Plus, she said: "Anonymity on the Web offends most journalists I know, and not just because their own names go on everything they write. It breaks every rule newspapers have enforced for decades in letters to the editor, which require not only a name and a city of residence, but contact information to confirm authorship."
Schultz's preferred prescription: Get rid of anonymity and require commenters to identify themselves.
But she's wrong. This is just another example of the kind of faulty thinking that gets in the way of newspapers' ability to move successfully into the new digital era. Two reasons:
- It fails to recognize that the online world is a world of its own--one that is much bigger than just news organizations. News organizations that try to force that wider online world to behave according to its preferred standards are going to fail. Successful organizations are the ones that try to learn the local ways and adapt themselves accordingly.
- Those who take the time to do this--to understand the local ways--quickly realize that it's not anonymity that leads to uncivil discourse in forums. It's poor moderation. The way you encourage civil behavior in online communities is to have clear rules of the road and then to enforce them. Online community experts have known this for well over a decade.

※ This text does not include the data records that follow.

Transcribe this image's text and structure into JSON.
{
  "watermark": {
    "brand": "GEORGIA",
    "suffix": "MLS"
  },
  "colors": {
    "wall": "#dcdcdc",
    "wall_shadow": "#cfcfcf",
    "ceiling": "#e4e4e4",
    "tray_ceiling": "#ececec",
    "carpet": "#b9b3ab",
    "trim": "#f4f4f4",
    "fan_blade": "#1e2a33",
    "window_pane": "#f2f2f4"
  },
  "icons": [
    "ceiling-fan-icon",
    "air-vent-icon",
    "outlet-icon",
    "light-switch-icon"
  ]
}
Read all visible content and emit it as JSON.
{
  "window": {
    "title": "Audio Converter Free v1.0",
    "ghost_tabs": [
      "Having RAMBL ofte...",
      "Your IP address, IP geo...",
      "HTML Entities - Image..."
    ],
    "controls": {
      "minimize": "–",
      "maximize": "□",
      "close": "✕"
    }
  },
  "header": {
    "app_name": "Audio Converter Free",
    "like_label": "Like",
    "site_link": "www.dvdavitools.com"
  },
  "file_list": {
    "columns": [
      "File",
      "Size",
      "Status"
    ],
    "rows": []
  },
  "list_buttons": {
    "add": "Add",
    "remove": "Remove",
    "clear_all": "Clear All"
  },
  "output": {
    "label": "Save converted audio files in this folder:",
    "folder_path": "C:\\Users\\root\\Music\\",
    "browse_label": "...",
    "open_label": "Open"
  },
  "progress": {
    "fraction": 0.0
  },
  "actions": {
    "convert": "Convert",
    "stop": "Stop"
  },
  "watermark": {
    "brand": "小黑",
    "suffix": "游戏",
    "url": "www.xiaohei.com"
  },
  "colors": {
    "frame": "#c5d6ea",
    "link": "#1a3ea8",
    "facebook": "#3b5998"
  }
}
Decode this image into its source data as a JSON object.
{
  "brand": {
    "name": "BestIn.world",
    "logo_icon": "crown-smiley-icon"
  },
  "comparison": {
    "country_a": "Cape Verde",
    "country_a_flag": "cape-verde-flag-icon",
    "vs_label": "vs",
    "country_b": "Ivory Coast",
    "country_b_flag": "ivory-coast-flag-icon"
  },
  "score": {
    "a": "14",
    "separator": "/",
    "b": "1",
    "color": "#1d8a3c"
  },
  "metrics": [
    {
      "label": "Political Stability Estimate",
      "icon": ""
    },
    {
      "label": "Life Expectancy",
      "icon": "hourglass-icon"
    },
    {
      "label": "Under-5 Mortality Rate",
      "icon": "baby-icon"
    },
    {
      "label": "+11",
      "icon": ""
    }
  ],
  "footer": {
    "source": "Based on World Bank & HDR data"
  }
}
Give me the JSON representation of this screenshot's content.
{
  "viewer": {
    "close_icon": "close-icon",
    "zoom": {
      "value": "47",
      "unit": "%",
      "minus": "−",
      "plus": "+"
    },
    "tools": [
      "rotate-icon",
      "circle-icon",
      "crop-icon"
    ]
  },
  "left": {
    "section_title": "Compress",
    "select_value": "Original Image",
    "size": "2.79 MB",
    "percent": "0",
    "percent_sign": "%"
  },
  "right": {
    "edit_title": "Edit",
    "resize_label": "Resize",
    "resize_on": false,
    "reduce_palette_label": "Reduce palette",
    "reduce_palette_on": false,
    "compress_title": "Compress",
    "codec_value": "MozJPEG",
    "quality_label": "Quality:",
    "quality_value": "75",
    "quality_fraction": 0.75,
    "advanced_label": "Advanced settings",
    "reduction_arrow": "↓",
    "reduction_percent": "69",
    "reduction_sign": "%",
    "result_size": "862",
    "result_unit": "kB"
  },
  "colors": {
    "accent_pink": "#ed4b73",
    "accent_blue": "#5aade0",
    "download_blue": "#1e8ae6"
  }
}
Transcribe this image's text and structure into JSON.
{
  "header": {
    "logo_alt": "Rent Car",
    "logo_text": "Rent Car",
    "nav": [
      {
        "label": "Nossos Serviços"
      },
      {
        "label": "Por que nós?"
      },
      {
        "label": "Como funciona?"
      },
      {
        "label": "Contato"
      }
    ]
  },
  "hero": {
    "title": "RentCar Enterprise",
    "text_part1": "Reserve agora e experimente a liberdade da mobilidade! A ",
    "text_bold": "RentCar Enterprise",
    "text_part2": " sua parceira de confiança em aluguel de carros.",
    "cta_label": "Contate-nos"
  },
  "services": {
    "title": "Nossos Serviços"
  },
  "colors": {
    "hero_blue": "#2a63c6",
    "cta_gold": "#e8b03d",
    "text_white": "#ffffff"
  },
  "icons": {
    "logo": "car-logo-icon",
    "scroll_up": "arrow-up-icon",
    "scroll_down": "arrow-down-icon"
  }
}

So today's takeaway: The key to helping news organizations survive and thrive in the digital world is not to try to make that world conform to newspapers' ways of doing things. Instead, the key is to understand the digital world and its ways of doing things--and then to use those insights to help you accomplish your goals.
Photo courtesy of: gregmote. Creative Commons License